» **DATA TO USE**
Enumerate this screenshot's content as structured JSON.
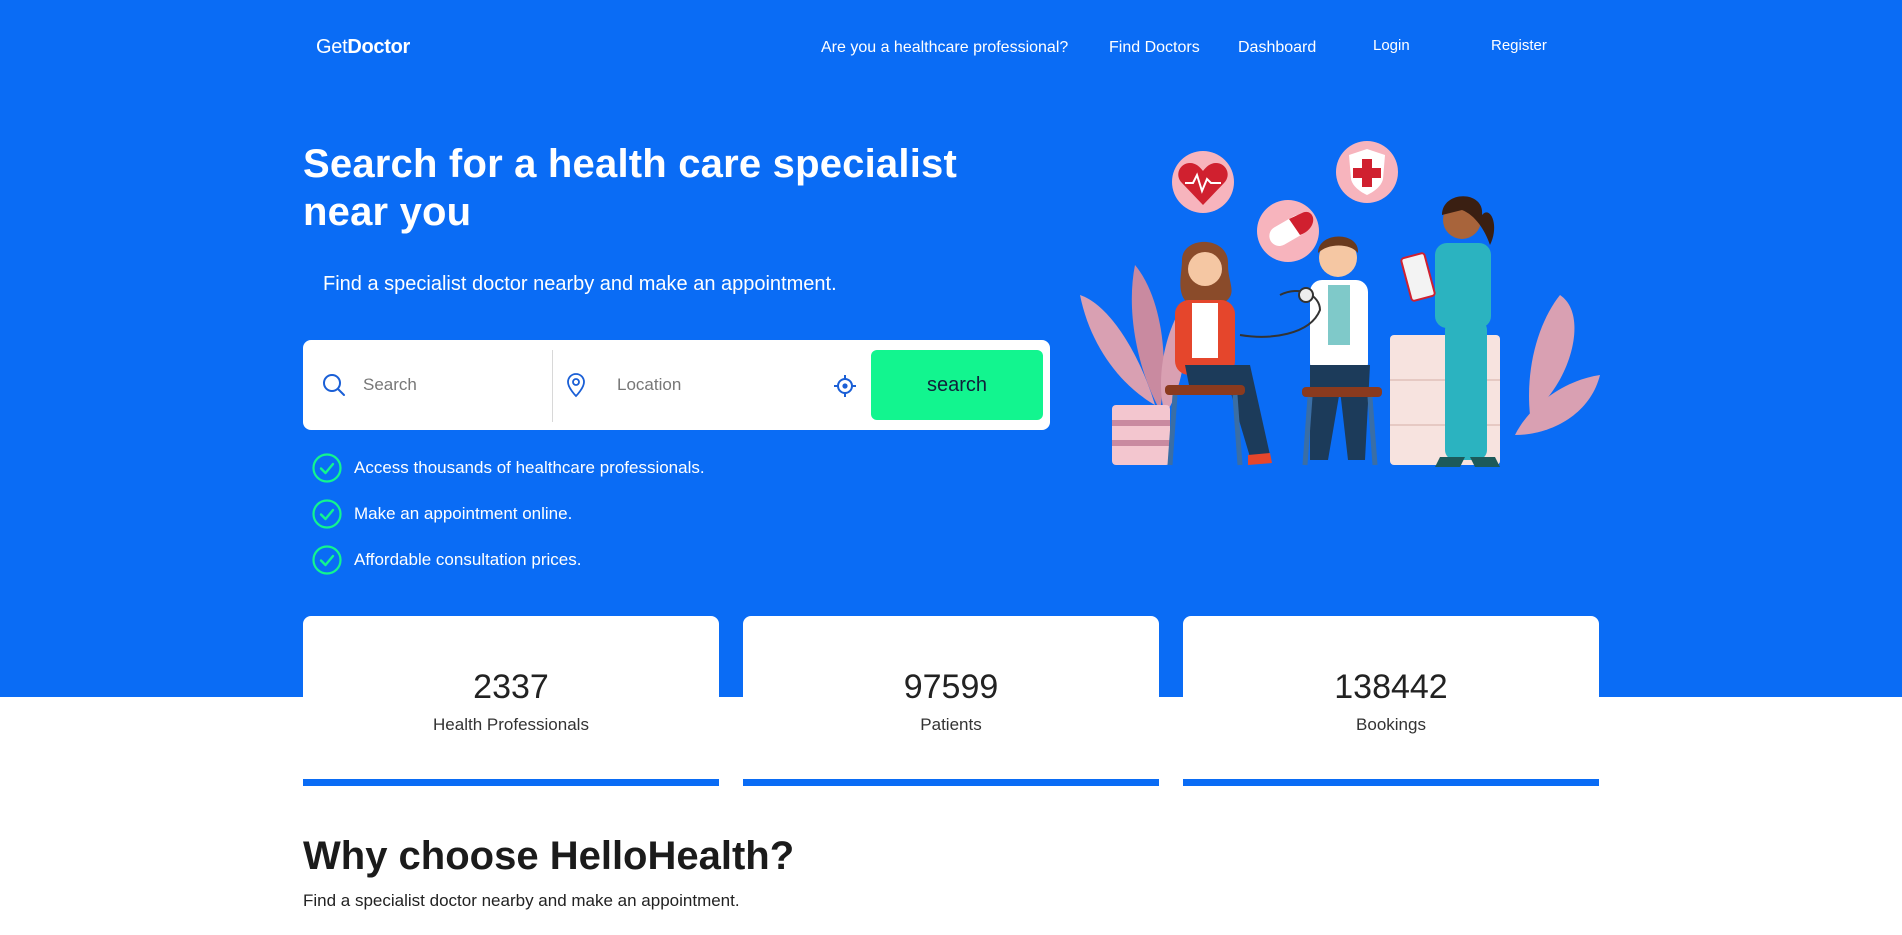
{
  "nav": {
    "logo_prefix": "Get",
    "logo_bold": "Doctor",
    "links": [
      {
        "label": "Are you a healthcare professional?"
      },
      {
        "label": "Find Doctors"
      },
      {
        "label": "Dashboard"
      },
      {
        "label": "Login"
      },
      {
        "label": "Register"
      }
    ]
  },
  "hero": {
    "title": "Search for a health care specialist near you",
    "subtitle": "Find a specialist doctor nearby and make an appointment."
  },
  "search": {
    "query_placeholder": "Search",
    "location_placeholder": "Location",
    "button_label": "search",
    "icons": [
      "search-icon",
      "map-pin-icon",
      "locate-target-icon"
    ]
  },
  "features": [
    {
      "text": "Access thousands of healthcare professionals."
    },
    {
      "text": "Make an appointment online."
    },
    {
      "text": "Affordable consultation prices."
    }
  ],
  "stats": [
    {
      "value": "2337",
      "label": "Health Professionals"
    },
    {
      "value": "97599",
      "label": "Patients"
    },
    {
      "value": "138442",
      "label": "Bookings"
    }
  ],
  "why": {
    "title": "Why choose HelloHealth?",
    "subtitle": "Find a specialist doctor nearby and make an appointment."
  },
  "colors": {
    "primary_blue": "#0a6cf5",
    "accent_green": "#12f58f",
    "white": "#ffffff"
  }
}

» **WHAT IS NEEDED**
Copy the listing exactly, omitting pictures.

» **SOLUTION BELOW**
Enumerate this screenshot's content as structured JSON.
{
  "nav": {
    "logo_prefix": "Get",
    "logo_bold": "Doctor",
    "links": [
      {
        "label": "Are you a healthcare professional?"
      },
      {
        "label": "Find Doctors"
      },
      {
        "label": "Dashboard"
      },
      {
        "label": "Login"
      },
      {
        "label": "Register"
      }
    ]
  },
  "hero": {
    "title": "Search for a health care specialist near you",
    "subtitle": "Find a specialist doctor nearby and make an appointment."
  },
  "search": {
    "query_placeholder": "Search",
    "location_placeholder": "Location",
    "button_label": "search",
    "icons": [
      "search-icon",
      "map-pin-icon",
      "locate-target-icon"
    ]
  },
  "features": [
    {
      "text": "Access thousands of healthcare professionals."
    },
    {
      "text": "Make an appointment online."
    },
    {
      "text": "Affordable consultation prices."
    }
  ],
  "stats": [
    {
      "value": "2337",
      "label": "Health Professionals"
    },
    {
      "value": "97599",
      "label": "Patients"
    },
    {
      "value": "138442",
      "label": "Bookings"
    }
  ],
  "why": {
    "title": "Why choose HelloHealth?",
    "subtitle": "Find a specialist doctor nearby and make an appointment."
  },
  "colors": {
    "primary_blue": "#0a6cf5",
    "accent_green": "#12f58f",
    "white": "#ffffff"
  }
}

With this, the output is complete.